_PROVIDED RECORDS_.
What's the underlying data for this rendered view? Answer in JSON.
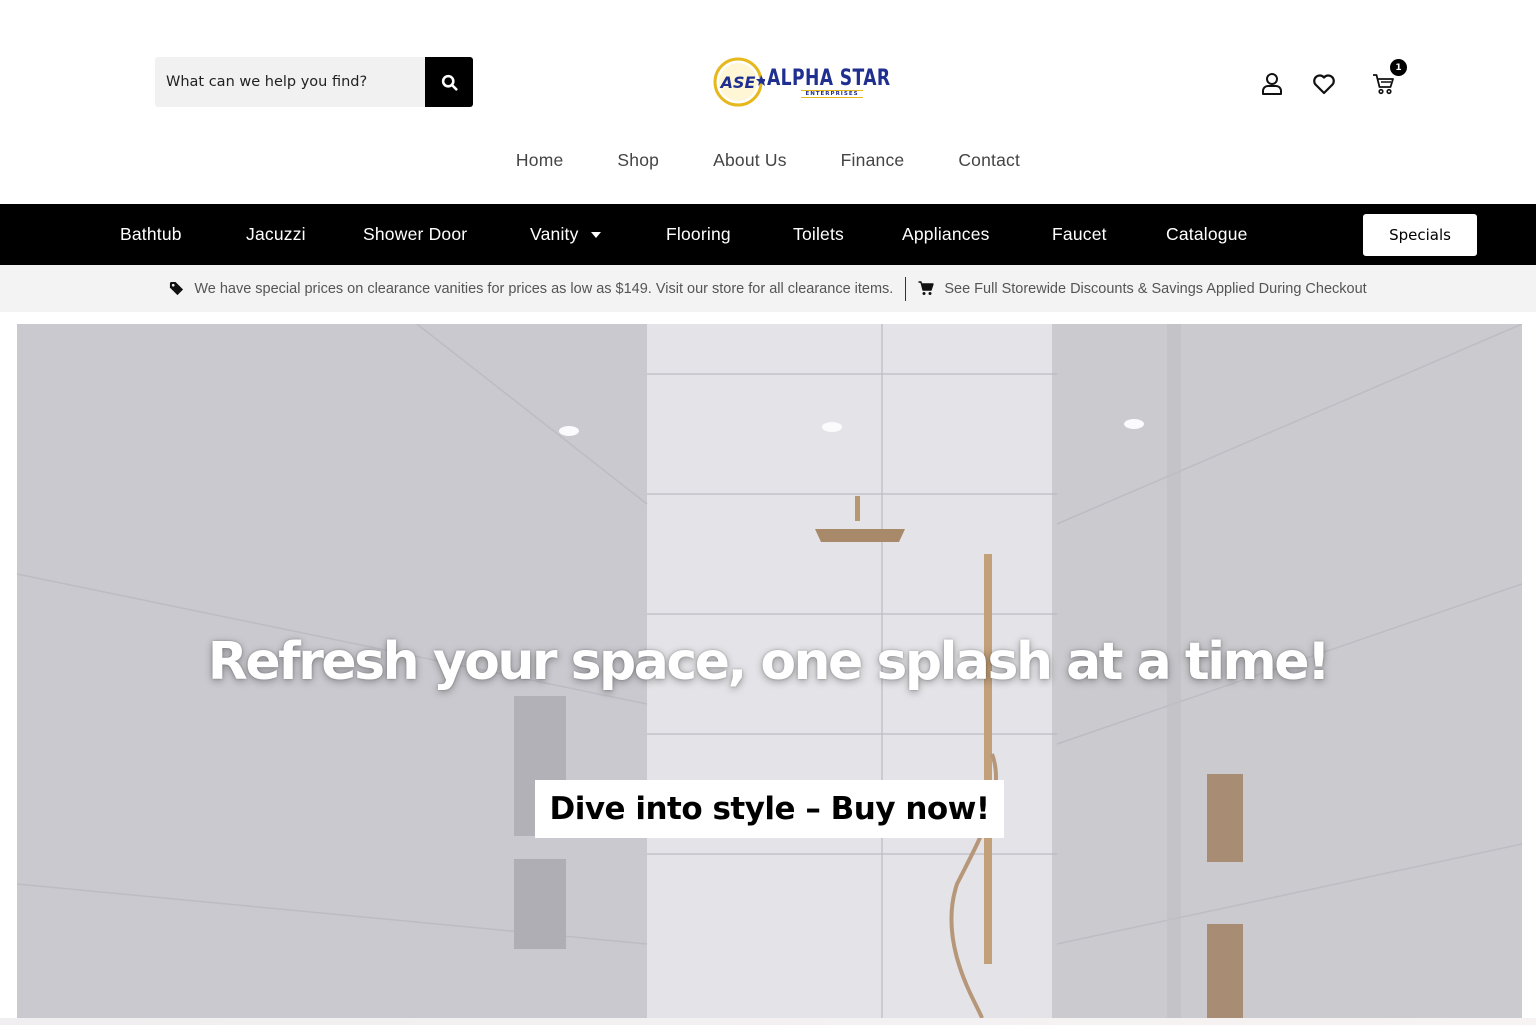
{
  "header": {
    "search": {
      "placeholder": "What can we help you find?",
      "icon": "search-icon"
    },
    "logo": {
      "mark_text": "ASE",
      "name": "ALPHA STAR",
      "sub": "ENTERPRISES"
    },
    "icons": {
      "account": "user-icon",
      "wishlist": "heart-icon",
      "cart": "cart-icon",
      "cart_count": "1"
    }
  },
  "main_nav": [
    {
      "label": "Home"
    },
    {
      "label": "Shop"
    },
    {
      "label": "About Us"
    },
    {
      "label": "Finance"
    },
    {
      "label": "Contact"
    }
  ],
  "category_bar": {
    "items": [
      {
        "label": "Bathtub"
      },
      {
        "label": "Jacuzzi"
      },
      {
        "label": "Shower Door"
      },
      {
        "label": "Vanity",
        "has_dropdown": true
      },
      {
        "label": "Flooring"
      },
      {
        "label": "Toilets"
      },
      {
        "label": "Appliances"
      },
      {
        "label": "Faucet"
      },
      {
        "label": "Catalogue"
      }
    ],
    "specials_label": "Specials"
  },
  "promo_strip": {
    "left": {
      "icon": "tag-icon",
      "text": "We have special prices on clearance vanities for prices as low as $149. Visit our store for all clearance items."
    },
    "right": {
      "icon": "cart-icon",
      "text": "See Full Storewide Discounts & Savings Applied During Checkout"
    }
  },
  "hero": {
    "title": "Refresh your space, one splash at a time!",
    "cta_label": "Dive into style – Buy now!"
  },
  "colors": {
    "nav_bar_bg": "#000000",
    "logo_blue": "#1f2f8f",
    "logo_gold": "#e7b81c",
    "promo_bg": "#f3f3f3"
  }
}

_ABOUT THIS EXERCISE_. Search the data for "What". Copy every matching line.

_ANSWER FOR THIS EXERCISE_.
What's the underlying data for this rendered view? Answer in JSON.
      "placeholder": "What can we help you find?",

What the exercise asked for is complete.